In the entries that follow, how many lines hold "with"? Nothing but the number is expected.

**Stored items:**
Start of Block

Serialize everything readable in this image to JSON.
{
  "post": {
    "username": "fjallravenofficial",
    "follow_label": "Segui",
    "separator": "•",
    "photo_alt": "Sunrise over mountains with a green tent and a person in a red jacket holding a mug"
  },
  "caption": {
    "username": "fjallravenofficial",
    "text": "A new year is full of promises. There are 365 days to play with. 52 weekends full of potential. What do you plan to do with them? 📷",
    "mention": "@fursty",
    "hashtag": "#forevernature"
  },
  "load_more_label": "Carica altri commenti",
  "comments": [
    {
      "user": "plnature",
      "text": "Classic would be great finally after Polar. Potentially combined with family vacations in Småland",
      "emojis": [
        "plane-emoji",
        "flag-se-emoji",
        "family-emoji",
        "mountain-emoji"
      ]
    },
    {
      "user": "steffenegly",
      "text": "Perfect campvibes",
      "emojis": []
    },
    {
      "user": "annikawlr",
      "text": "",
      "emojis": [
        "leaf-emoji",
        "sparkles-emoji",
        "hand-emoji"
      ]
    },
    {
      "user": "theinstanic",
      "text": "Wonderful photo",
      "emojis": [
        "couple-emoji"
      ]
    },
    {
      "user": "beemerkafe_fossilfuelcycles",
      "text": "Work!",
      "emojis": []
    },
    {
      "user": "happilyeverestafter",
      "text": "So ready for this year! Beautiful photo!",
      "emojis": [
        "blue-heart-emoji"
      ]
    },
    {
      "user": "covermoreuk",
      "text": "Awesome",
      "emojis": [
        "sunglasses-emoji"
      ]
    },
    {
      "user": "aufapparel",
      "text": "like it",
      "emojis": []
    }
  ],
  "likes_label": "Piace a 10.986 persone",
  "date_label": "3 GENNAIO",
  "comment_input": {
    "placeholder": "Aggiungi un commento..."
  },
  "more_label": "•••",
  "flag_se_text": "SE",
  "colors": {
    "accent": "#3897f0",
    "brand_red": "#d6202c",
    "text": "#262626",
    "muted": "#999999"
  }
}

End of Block

**Your solution:** 3